Publication Type: Abstract Only
Publication Acceptance Date: February 2, 2007
Publication Date: March 20, 2007

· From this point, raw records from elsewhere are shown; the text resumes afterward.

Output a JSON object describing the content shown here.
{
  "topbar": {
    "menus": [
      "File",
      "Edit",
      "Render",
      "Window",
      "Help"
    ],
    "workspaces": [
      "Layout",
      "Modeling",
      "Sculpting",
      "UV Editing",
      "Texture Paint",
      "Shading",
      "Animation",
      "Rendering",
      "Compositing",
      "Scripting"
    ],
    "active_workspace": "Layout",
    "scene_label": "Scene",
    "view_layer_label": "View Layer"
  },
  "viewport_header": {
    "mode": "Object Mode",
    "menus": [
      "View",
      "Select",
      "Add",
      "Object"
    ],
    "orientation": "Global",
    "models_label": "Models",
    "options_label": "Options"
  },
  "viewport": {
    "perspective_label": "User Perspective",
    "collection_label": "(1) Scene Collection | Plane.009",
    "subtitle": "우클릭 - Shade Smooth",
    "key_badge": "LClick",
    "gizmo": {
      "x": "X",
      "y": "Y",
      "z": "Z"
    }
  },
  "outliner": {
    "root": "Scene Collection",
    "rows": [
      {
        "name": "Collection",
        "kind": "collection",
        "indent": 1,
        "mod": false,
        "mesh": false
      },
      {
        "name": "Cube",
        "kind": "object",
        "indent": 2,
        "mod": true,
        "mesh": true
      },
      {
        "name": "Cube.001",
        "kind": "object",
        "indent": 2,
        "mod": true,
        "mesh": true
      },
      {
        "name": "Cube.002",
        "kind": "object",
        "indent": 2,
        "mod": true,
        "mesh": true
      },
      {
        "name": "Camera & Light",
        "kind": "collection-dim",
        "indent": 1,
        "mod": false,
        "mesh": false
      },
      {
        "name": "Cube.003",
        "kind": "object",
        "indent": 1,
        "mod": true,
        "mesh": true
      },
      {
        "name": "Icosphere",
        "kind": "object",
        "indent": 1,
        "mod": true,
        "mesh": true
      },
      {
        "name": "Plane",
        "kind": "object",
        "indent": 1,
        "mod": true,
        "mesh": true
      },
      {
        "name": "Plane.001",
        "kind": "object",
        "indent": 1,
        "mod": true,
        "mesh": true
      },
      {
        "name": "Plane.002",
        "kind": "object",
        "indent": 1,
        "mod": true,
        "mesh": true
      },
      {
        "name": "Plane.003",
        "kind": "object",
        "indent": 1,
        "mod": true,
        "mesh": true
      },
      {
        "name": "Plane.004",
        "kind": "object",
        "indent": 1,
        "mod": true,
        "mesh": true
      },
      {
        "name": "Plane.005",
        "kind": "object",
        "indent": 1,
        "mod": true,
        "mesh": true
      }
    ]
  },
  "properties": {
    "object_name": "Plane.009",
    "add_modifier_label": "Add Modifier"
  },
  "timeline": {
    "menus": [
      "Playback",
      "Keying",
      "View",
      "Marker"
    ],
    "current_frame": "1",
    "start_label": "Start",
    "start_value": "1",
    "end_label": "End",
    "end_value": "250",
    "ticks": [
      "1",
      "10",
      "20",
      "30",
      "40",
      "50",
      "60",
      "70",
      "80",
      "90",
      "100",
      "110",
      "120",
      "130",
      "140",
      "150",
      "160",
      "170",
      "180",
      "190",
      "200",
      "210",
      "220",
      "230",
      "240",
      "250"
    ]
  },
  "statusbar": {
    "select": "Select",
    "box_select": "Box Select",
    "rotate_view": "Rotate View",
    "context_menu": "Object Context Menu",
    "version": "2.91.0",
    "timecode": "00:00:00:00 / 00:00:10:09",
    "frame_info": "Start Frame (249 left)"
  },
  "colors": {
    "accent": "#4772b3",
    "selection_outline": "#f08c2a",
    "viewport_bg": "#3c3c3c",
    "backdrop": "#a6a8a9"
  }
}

Citation: Suarez, D.L. 2007. Use of saline and recycled water as an alternative irrigation water supply: Chemical and agronomic considerations. American Chemical Society Abstracts. 233rd National Meeting held in Chicago, IL. March 25-29, 2007. Paper No. SUST 94. Technical Abstract: Predictions of increased occurrences of drought in the SW U.S. coupled with increasing urban demands for fresh water have resulted in projections of decreased irrigated acreage. However, agriculture can utilize saline, drainage and treated municipal and industrial waste waters for irrigation of many crops, thereby relieving demands on fresh water supplies and maintaining production. These saline waters generally contain increased levels of Na, Cl, alkalinity (thus elevated pH) and minor elements such as B that may adversely affect crop growth. Infiltration problems and loss of soil structure can be controlled by use of amendments and alternative management practices when sodic waters are used. As demonstrated by examples, proper crop selection and management practices will enable beneficial use of these waters with minimal reduction in yield of many crops. Examples are given of plants that adapt to salt stress by enhanced accumulation of secondary metabolites thus increasing quality and marketability.